## Your task
Copy the entries exactly, leaving out nothing.

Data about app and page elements
-- Opening Marker --

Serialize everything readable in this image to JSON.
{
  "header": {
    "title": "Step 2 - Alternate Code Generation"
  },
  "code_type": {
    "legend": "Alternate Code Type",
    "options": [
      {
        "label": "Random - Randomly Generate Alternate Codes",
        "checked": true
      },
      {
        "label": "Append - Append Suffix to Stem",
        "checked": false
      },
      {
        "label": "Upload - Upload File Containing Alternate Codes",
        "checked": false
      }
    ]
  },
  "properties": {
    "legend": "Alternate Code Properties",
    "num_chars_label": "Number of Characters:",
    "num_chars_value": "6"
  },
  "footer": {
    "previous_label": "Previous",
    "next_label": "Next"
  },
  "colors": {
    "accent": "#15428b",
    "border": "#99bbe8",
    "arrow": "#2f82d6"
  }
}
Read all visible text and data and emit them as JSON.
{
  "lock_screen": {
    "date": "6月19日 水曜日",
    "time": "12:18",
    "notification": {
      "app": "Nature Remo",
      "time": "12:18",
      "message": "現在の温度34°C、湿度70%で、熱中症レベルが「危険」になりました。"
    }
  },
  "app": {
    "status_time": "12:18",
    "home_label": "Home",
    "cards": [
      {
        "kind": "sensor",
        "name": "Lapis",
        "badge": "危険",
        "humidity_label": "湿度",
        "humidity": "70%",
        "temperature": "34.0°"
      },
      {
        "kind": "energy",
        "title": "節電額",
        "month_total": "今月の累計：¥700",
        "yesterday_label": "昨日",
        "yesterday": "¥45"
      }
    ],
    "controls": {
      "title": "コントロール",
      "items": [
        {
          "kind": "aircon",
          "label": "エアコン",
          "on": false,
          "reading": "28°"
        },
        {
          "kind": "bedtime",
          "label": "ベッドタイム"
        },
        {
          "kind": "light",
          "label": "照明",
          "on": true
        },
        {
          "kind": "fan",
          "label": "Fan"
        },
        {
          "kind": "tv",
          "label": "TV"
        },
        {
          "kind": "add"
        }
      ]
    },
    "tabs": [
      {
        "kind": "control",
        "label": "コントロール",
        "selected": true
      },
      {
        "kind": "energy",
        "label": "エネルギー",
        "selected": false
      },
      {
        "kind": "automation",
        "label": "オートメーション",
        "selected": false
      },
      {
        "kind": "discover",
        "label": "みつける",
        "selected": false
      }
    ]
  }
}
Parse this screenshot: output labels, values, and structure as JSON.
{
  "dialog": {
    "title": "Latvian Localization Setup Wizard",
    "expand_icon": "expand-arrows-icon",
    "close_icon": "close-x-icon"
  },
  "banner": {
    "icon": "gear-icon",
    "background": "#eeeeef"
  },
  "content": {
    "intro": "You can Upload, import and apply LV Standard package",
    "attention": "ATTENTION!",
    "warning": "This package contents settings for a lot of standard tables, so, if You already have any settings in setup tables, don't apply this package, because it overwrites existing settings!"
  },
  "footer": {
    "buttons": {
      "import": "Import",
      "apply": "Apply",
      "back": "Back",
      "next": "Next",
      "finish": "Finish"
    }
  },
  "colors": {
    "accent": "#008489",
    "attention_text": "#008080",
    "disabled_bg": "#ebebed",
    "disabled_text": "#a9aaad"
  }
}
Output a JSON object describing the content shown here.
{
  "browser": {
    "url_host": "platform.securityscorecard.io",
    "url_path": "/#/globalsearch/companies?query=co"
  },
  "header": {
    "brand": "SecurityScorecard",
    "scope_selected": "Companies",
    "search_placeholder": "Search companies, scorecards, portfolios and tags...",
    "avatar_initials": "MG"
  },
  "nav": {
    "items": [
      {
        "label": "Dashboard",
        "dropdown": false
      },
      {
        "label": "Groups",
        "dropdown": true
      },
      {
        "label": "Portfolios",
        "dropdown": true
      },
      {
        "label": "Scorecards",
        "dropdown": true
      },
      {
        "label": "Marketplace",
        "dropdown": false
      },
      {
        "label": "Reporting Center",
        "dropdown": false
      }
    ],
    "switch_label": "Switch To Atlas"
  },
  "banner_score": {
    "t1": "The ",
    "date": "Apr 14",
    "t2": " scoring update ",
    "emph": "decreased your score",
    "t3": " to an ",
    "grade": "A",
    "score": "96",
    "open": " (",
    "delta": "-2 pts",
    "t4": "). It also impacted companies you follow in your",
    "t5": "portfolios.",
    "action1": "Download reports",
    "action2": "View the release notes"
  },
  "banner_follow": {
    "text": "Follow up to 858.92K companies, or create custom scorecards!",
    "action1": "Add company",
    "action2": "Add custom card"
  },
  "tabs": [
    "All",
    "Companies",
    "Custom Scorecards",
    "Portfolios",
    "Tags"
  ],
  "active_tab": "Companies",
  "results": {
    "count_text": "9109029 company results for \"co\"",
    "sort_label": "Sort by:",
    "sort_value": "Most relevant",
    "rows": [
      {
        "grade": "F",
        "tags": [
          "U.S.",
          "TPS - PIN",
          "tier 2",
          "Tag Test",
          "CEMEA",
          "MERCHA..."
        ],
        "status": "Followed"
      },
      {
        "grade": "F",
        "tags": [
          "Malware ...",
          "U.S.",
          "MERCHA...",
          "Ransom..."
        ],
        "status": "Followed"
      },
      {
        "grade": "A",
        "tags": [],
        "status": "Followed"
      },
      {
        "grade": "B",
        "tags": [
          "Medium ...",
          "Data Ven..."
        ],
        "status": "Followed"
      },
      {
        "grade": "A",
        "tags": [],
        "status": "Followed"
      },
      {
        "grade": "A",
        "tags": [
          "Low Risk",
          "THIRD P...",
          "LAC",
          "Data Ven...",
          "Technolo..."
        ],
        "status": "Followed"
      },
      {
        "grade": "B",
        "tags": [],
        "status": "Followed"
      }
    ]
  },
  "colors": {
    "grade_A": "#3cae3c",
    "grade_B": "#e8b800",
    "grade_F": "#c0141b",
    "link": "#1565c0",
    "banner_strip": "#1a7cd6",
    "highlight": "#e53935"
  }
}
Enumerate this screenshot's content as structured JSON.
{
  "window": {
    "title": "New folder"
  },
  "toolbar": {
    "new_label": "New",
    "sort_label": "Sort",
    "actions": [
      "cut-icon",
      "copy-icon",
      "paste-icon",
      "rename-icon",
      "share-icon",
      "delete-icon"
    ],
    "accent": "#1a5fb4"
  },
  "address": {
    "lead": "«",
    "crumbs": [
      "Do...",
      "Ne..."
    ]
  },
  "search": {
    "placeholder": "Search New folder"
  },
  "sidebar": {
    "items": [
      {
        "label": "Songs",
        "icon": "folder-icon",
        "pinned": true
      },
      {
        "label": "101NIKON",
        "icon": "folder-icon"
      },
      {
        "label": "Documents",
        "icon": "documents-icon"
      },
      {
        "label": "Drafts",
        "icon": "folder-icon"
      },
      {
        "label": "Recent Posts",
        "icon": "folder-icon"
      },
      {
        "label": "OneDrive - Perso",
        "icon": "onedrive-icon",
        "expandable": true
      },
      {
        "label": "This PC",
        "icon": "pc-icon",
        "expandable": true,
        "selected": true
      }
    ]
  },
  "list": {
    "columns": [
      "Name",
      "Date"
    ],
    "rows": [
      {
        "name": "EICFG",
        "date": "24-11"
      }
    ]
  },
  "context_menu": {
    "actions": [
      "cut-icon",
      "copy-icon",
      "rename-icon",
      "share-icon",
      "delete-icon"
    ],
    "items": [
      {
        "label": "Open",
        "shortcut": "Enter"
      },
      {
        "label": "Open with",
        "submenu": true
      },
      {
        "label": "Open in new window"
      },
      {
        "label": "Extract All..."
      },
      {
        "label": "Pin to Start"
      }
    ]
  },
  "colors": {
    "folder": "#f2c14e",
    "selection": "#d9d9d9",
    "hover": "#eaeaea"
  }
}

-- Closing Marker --

## Finished task
Serialize everything readable in this image to JSON.
{
  "header": {
    "title": "Step 2 - Alternate Code Generation"
  },
  "code_type": {
    "legend": "Alternate Code Type",
    "options": [
      {
        "label": "Random - Randomly Generate Alternate Codes",
        "checked": true
      },
      {
        "label": "Append - Append Suffix to Stem",
        "checked": false
      },
      {
        "label": "Upload - Upload File Containing Alternate Codes",
        "checked": false
      }
    ]
  },
  "properties": {
    "legend": "Alternate Code Properties",
    "num_chars_label": "Number of Characters:",
    "num_chars_value": "6"
  },
  "footer": {
    "previous_label": "Previous",
    "next_label": "Next"
  },
  "colors": {
    "accent": "#15428b",
    "border": "#99bbe8",
    "arrow": "#2f82d6"
  }
}
Read all visible text and data and emit them as JSON.
{
  "lock_screen": {
    "date": "6月19日 水曜日",
    "time": "12:18",
    "notification": {
      "app": "Nature Remo",
      "time": "12:18",
      "message": "現在の温度34°C、湿度70%で、熱中症レベルが「危険」になりました。"
    }
  },
  "app": {
    "status_time": "12:18",
    "home_label": "Home",
    "cards": [
      {
        "kind": "sensor",
        "name": "Lapis",
        "badge": "危険",
        "humidity_label": "湿度",
        "humidity": "70%",
        "temperature": "34.0°"
      },
      {
        "kind": "energy",
        "title": "節電額",
        "month_total": "今月の累計：¥700",
        "yesterday_label": "昨日",
        "yesterday": "¥45"
      }
    ],
    "controls": {
      "title": "コントロール",
      "items": [
        {
          "kind": "aircon",
          "label": "エアコン",
          "on": false,
          "reading": "28°"
        },
        {
          "kind": "bedtime",
          "label": "ベッドタイム"
        },
        {
          "kind": "light",
          "label": "照明",
          "on": true
        },
        {
          "kind": "fan",
          "label": "Fan"
        },
        {
          "kind": "tv",
          "label": "TV"
        },
        {
          "kind": "add"
        }
      ]
    },
    "tabs": [
      {
        "kind": "control",
        "label": "コントロール",
        "selected": true
      },
      {
        "kind": "energy",
        "label": "エネルギー",
        "selected": false
      },
      {
        "kind": "automation",
        "label": "オートメーション",
        "selected": false
      },
      {
        "kind": "discover",
        "label": "みつける",
        "selected": false
      }
    ]
  }
}
Parse this screenshot: output labels, values, and structure as JSON.
{
  "dialog": {
    "title": "Latvian Localization Setup Wizard",
    "expand_icon": "expand-arrows-icon",
    "close_icon": "close-x-icon"
  },
  "banner": {
    "icon": "gear-icon",
    "background": "#eeeeef"
  },
  "content": {
    "intro": "You can Upload, import and apply LV Standard package",
    "attention": "ATTENTION!",
    "warning": "This package contents settings for a lot of standard tables, so, if You already have any settings in setup tables, don't apply this package, because it overwrites existing settings!"
  },
  "footer": {
    "buttons": {
      "import": "Import",
      "apply": "Apply",
      "back": "Back",
      "next": "Next",
      "finish": "Finish"
    }
  },
  "colors": {
    "accent": "#008489",
    "attention_text": "#008080",
    "disabled_bg": "#ebebed",
    "disabled_text": "#a9aaad"
  }
}
Output a JSON object describing the content shown here.
{
  "browser": {
    "url_host": "platform.securityscorecard.io",
    "url_path": "/#/globalsearch/companies?query=co"
  },
  "header": {
    "brand": "SecurityScorecard",
    "scope_selected": "Companies",
    "search_placeholder": "Search companies, scorecards, portfolios and tags...",
    "avatar_initials": "MG"
  },
  "nav": {
    "items": [
      {
        "label": "Dashboard",
        "dropdown": false
      },
      {
        "label": "Groups",
        "dropdown": true
      },
      {
        "label": "Portfolios",
        "dropdown": true
      },
      {
        "label": "Scorecards",
        "dropdown": true
      },
      {
        "label": "Marketplace",
        "dropdown": false
      },
      {
        "label": "Reporting Center",
        "dropdown": false
      }
    ],
    "switch_label": "Switch To Atlas"
  },
  "banner_score": {
    "t1": "The ",
    "date": "Apr 14",
    "t2": " scoring update ",
    "emph": "decreased your score",
    "t3": " to an ",
    "grade": "A",
    "score": "96",
    "open": " (",
    "delta": "-2 pts",
    "t4": "). It also impacted companies you follow in your",
    "t5": "portfolios.",
    "action1": "Download reports",
    "action2": "View the release notes"
  },
  "banner_follow": {
    "text": "Follow up to 858.92K companies, or create custom scorecards!",
    "action1": "Add company",
    "action2": "Add custom card"
  },
  "tabs": [
    "All",
    "Companies",
    "Custom Scorecards",
    "Portfolios",
    "Tags"
  ],
  "active_tab": "Companies",
  "results": {
    "count_text": "9109029 company results for \"co\"",
    "sort_label": "Sort by:",
    "sort_value": "Most relevant",
    "rows": [
      {
        "grade": "F",
        "tags": [
          "U.S.",
          "TPS - PIN",
          "tier 2",
          "Tag Test",
          "CEMEA",
          "MERCHA..."
        ],
        "status": "Followed"
      },
      {
        "grade": "F",
        "tags": [
          "Malware ...",
          "U.S.",
          "MERCHA...",
          "Ransom..."
        ],
        "status": "Followed"
      },
      {
        "grade": "A",
        "tags": [],
        "status": "Followed"
      },
      {
        "grade": "B",
        "tags": [
          "Medium ...",
          "Data Ven..."
        ],
        "status": "Followed"
      },
      {
        "grade": "A",
        "tags": [],
        "status": "Followed"
      },
      {
        "grade": "A",
        "tags": [
          "Low Risk",
          "THIRD P...",
          "LAC",
          "Data Ven...",
          "Technolo..."
        ],
        "status": "Followed"
      },
      {
        "grade": "B",
        "tags": [],
        "status": "Followed"
      }
    ]
  },
  "colors": {
    "grade_A": "#3cae3c",
    "grade_B": "#e8b800",
    "grade_F": "#c0141b",
    "link": "#1565c0",
    "banner_strip": "#1a7cd6",
    "highlight": "#e53935"
  }
}
Enumerate this screenshot's content as structured JSON.
{
  "window": {
    "title": "New folder"
  },
  "toolbar": {
    "new_label": "New",
    "sort_label": "Sort",
    "actions": [
      "cut-icon",
      "copy-icon",
      "paste-icon",
      "rename-icon",
      "share-icon",
      "delete-icon"
    ],
    "accent": "#1a5fb4"
  },
  "address": {
    "lead": "«",
    "crumbs": [
      "Do...",
      "Ne..."
    ]
  },
  "search": {
    "placeholder": "Search New folder"
  },
  "sidebar": {
    "items": [
      {
        "label": "Songs",
        "icon": "folder-icon",
        "pinned": true
      },
      {
        "label": "101NIKON",
        "icon": "folder-icon"
      },
      {
        "label": "Documents",
        "icon": "documents-icon"
      },
      {
        "label": "Drafts",
        "icon": "folder-icon"
      },
      {
        "label": "Recent Posts",
        "icon": "folder-icon"
      },
      {
        "label": "OneDrive - Perso",
        "icon": "onedrive-icon",
        "expandable": true
      },
      {
        "label": "This PC",
        "icon": "pc-icon",
        "expandable": true,
        "selected": true
      }
    ]
  },
  "list": {
    "columns": [
      "Name",
      "Date"
    ],
    "rows": [
      {
        "name": "EICFG",
        "date": "24-11"
      }
    ]
  },
  "context_menu": {
    "actions": [
      "cut-icon",
      "copy-icon",
      "rename-icon",
      "share-icon",
      "delete-icon"
    ],
    "items": [
      {
        "label": "Open",
        "shortcut": "Enter"
      },
      {
        "label": "Open with",
        "submenu": true
      },
      {
        "label": "Open in new window"
      },
      {
        "label": "Extract All..."
      },
      {
        "label": "Pin to Start"
      }
    ]
  },
  "colors": {
    "folder": "#f2c14e",
    "selection": "#d9d9d9",
    "hover": "#eaeaea"
  }
}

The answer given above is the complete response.